"IT'S GETTING TOUGHER EVERY year," said U.S. Team Manager Roger De Coster very matter-of-factly. But he wasn't talking about the competition at the Motocross des Nations; indeed, if any thing, that was getting easier. This year, Rick Johnson, Ron Lechien and Jeff Ward sailed to the easiest U.S.
The very first very first U.S. team to attend a Motocross des Nations wasn’t favored to win. Not by a longshot. The year was 1971, and the riders were Bryan Kenney, Gunnar Lindstrom, Barry Higgins and John Barclay. “We were a joke,” Higgins says today of that initial effort.
In your test of the Yamaha V-Max in the August, 1988, edition, you stated that tougher EPA regulations forced Yamaha to make changes to the engine, but that they were compensated for by increasing the size of the V-Boost valves. Then in the specification chart, you say that the '88 bike’s claimed power is 145 bhp at 9000 rpm, but a very respected drag-bike tuner in the U.K.
We need your photos for Slipstream. We're looking for photos that make us smile because they say something about motorcycling.
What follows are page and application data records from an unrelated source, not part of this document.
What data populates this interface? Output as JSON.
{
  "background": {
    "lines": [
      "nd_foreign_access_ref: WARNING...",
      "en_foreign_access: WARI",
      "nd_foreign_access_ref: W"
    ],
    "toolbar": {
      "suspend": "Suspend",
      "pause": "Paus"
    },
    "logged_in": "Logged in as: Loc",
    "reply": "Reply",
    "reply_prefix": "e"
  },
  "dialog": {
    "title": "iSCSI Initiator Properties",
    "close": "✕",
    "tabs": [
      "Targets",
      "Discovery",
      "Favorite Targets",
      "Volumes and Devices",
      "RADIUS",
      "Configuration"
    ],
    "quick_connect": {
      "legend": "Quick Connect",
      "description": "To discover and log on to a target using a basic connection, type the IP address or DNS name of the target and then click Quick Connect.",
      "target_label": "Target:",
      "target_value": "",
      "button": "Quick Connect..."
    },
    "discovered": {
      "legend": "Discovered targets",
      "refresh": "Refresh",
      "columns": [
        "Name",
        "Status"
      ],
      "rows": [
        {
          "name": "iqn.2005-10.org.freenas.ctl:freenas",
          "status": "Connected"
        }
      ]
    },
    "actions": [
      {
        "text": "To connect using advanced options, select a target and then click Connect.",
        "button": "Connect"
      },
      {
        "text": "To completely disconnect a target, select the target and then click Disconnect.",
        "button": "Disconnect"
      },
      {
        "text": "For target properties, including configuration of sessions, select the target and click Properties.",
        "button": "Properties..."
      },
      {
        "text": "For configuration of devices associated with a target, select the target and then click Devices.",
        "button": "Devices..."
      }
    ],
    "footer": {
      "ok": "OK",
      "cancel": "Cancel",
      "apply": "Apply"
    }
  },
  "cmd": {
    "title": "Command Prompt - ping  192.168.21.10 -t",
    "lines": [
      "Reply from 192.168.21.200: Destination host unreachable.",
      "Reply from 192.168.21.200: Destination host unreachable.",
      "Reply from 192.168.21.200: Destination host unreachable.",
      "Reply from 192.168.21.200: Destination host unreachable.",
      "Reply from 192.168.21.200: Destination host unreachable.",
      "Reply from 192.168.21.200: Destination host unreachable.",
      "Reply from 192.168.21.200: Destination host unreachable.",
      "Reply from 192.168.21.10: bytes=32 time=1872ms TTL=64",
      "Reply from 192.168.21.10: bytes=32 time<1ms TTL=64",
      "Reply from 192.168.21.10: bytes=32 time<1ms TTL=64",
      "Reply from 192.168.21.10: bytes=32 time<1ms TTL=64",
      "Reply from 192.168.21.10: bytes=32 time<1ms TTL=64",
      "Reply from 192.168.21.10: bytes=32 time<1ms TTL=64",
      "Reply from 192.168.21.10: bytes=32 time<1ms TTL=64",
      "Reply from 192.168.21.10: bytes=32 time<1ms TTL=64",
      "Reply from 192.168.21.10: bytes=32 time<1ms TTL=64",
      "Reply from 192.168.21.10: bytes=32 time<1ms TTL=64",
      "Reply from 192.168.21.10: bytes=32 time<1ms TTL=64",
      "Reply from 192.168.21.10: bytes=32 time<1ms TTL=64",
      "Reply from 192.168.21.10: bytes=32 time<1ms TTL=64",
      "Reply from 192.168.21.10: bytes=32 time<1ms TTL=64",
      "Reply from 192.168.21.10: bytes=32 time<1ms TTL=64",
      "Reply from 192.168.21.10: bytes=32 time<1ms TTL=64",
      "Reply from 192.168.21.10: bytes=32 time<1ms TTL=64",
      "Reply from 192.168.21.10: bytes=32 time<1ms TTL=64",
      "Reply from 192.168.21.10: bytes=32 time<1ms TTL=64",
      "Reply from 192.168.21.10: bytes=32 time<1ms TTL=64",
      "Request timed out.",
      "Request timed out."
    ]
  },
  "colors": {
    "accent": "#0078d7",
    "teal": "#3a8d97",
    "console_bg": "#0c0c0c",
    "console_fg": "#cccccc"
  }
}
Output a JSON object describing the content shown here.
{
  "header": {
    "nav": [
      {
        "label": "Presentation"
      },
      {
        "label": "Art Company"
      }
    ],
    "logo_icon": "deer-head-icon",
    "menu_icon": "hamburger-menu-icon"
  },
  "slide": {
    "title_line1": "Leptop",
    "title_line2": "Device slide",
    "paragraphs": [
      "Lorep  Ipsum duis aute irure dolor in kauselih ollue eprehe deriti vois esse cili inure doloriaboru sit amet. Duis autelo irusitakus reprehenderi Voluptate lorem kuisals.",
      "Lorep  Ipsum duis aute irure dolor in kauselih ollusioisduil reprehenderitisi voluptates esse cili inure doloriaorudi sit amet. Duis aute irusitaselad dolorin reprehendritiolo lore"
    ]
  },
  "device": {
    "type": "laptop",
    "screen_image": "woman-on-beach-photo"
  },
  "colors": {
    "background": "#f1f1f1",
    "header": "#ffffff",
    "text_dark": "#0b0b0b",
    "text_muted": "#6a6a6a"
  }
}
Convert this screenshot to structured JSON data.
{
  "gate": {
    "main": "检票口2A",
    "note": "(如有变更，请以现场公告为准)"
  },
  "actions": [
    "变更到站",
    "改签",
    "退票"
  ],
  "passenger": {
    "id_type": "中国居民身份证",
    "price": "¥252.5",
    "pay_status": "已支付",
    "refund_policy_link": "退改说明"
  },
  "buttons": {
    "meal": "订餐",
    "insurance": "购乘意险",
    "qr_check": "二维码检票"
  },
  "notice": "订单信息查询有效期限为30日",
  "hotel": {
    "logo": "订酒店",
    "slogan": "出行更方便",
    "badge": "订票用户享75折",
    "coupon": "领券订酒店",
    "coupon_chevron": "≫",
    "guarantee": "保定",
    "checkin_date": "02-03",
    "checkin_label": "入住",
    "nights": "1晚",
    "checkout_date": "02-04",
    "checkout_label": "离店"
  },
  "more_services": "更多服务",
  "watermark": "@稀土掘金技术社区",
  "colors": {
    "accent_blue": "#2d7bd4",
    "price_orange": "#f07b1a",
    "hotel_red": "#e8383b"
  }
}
Submissions should be made to Slipstream, Cycle World, 1499 Monrovia, Newport Beach, CA 92663. Only black and white prints, 8 by 10 inches, should be sent.